The couple had toured with singer/songwriter Gerry Rafferty, who liked their sound and helped them record tracks for a new album. Unfortunately, things fell apart when Rafferty couldn’t get them a record deal. In November 1981, noted producer Joe Boyd (Nick Drake) took the Thompsons into the studio for what was to be their sixth album, recorded over the span of just a few days.
Since Linda was pregnant, it was a given that she wouldn’t immediately hit the road. Instead Richard would venture out on his own as a solo act until she could join him a few months later.
Richard Thompson heads out on his own, painfully forever.

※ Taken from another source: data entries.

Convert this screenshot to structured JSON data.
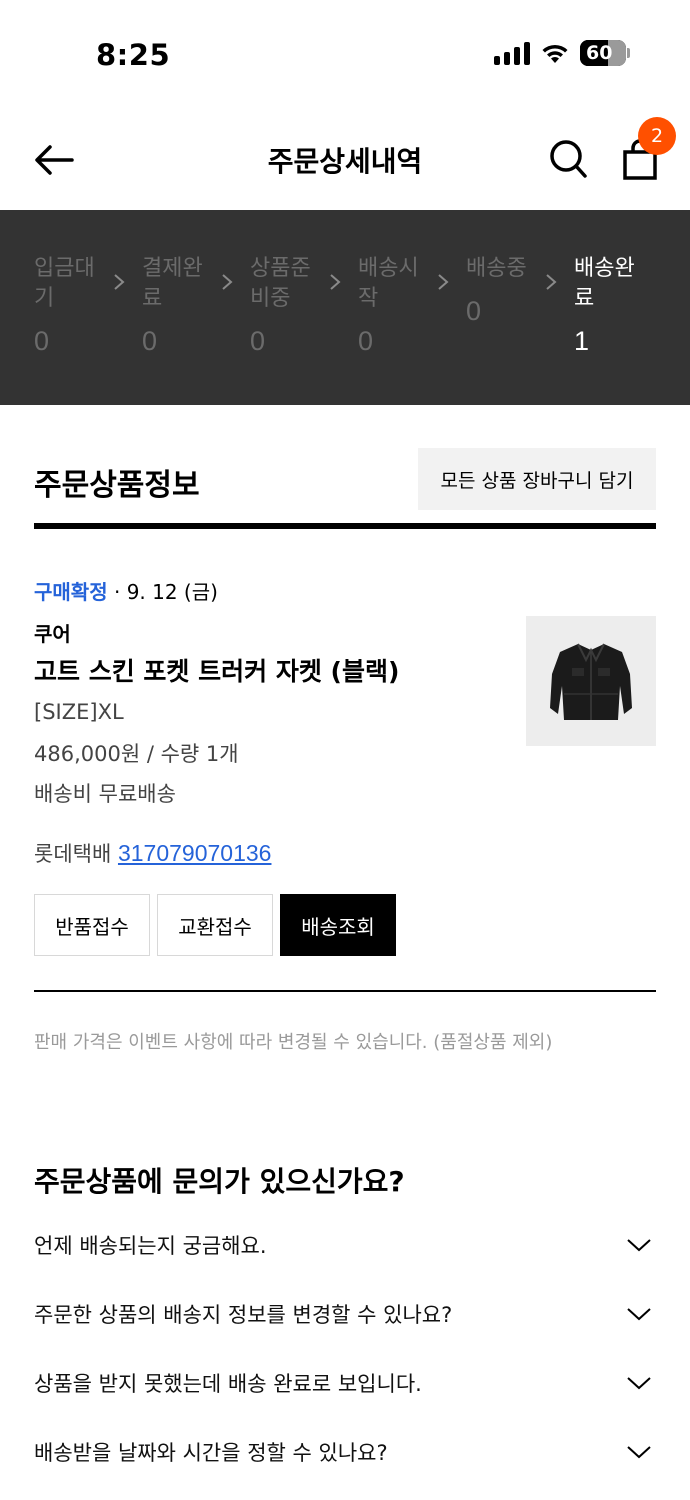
{
  "status_bar": {
    "time": "8:25",
    "battery": "60"
  },
  "header": {
    "title": "주문상세내역",
    "cart_badge": "2"
  },
  "progress": {
    "steps": [
      {
        "label": "입금대기",
        "count": "0"
      },
      {
        "label": "결제완료",
        "count": "0"
      },
      {
        "label": "상품준비중",
        "count": "0"
      },
      {
        "label": "배송시작",
        "count": "0"
      },
      {
        "label": "배송중",
        "count": "0"
      },
      {
        "label": "배송완료",
        "count": "1"
      }
    ],
    "active_index": 5
  },
  "order": {
    "section_title": "주문상품정보",
    "cart_all_label": "모든 상품 장바구니 담기",
    "status": "구매확정",
    "separator": " · ",
    "date": "9. 12 (금)",
    "brand": "쿠어",
    "product_name": "고트 스킨 포켓 트러커 자켓 (블랙)",
    "option": "[SIZE]XL",
    "price_qty": "486,000원 / 수량 1개",
    "shipping_fee": "배송비 무료배송",
    "courier": "롯데택배",
    "tracking_number": "317079070136",
    "buttons": {
      "return": "반품접수",
      "exchange": "교환접수",
      "tracking": "배송조회"
    },
    "notice": "판매 가격은 이벤트 사항에 따라 변경될 수 있습니다. (품절상품 제외)"
  },
  "faq": {
    "title": "주문상품에 문의가 있으신가요?",
    "items": [
      "언제 배송되는지 궁금해요.",
      "주문한 상품의 배송지 정보를 변경할 수 있나요?",
      "상품을 받지 못했는데 배송 완료로 보입니다.",
      "배송받을 날짜와 시간을 정할 수 있나요?"
    ]
  },
  "colors": {
    "accent_blue": "#2563d9",
    "badge_orange": "#ff5000",
    "progress_bg": "#333333"
  },
  "icons": [
    "back-arrow-icon",
    "search-icon",
    "shopping-bag-icon",
    "chevron-right-icon",
    "chevron-down-icon",
    "signal-icon",
    "wifi-icon",
    "battery-icon"
  ]
}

He embarked on a small tour in December 1981, and Shoot Out The Lights was released in early 1982 on Boyd’s Hannibal label. While on tour, Richard began a relationship with the woman who would become his second wife. And Shoot Out the Lights would be the swan song for Richard and Linda Thompson.
As the album garnered critical and fan acclaim and brought an unexpected level of commercial success, Richard and Linda split (in May) and later divorced. Sad. Contrary to popular legend, Shoot Out the Lights was recorded before the dissolution of the Thompson marriage, not during. Still, the tension and urgency of its songs, Linda’s pure and fragile voice, and the finest guitar work of Richard’s career together make Shoot Out the Lights a true masterpiece.
Rhino Entertainment does this masterpiece proud with Shoot Out the Lights (Deluxe Edition, Handmade). It features the album’s original eight tracks, plus a bonus disc with 11 rare and previously unreleased live performances, all nicely packaged in a hardcover book complete with 40 pages of photographs, liner notes, and bittersweet memories.
What makes Shoot Out the Lights a real gem is that it is simple and complex all at once. The album features Linda on vocals, Richard on vocals, lead guitar (of course), dulcimer and accordion; Simon Nicol on rhythm guitar; David Mattacks on drums; and Dave Pegg and Pete Zorn splitting bass duties.
All the songs are strong, but the whole album is greater than the sum of its parts. There is the bitter Did She Jump Or Was She Pushed, the searing guitar on the title track, and the jangly guitar solo on Wall of Death, which is a song of survival.
While Richard’s urgent guitar displays a virtuosity that never overshadows the songs, it is Linda’s voice that pulls it together so nicely. It’s perhaps the Thompsons’ finest moment.
“Where’s the justice and where’s the sense? When all the pain is on my side of the fence. I’m walking on a wire, I’m walking on a wire, and I’m falling,” she sings in the Richard-penned Walking On a Wire.
Shoot Out The Lights By Richard And Linda Thompson Lights A 9.1 On The Liquid Hip Richter Scale.
The Thompsons may have divorced personally and professionally, but Shoot Out the Lights still represents a high water mark. It completely repositioned Richard as the incredible songwriter, nimble guitarist, and solo artist that he is. And while Linda has battled dysphonia that leaves her unable to sing at times, she’s gone on to record some fine solo albums.
Shoot Out The Lights (Deluxe Edition, Handmade) is a masterpiece from Rhino Entertainment. As mentioned, it includes the never before released live recordings, which make it one of the finest offerings from the Thompsons anywhere.
As an alternative, you could look at the Shoot Out the Lights from Barnes & Noble, which will be adding a book from the 33 1/3 series by Hayden Childs soon. Or you could download some tunes from Shoot Out the Lights at iTunes or find the album on Amazon. But none of them really approach the depth and beauty of the handmade edition from Rhino Entertainment.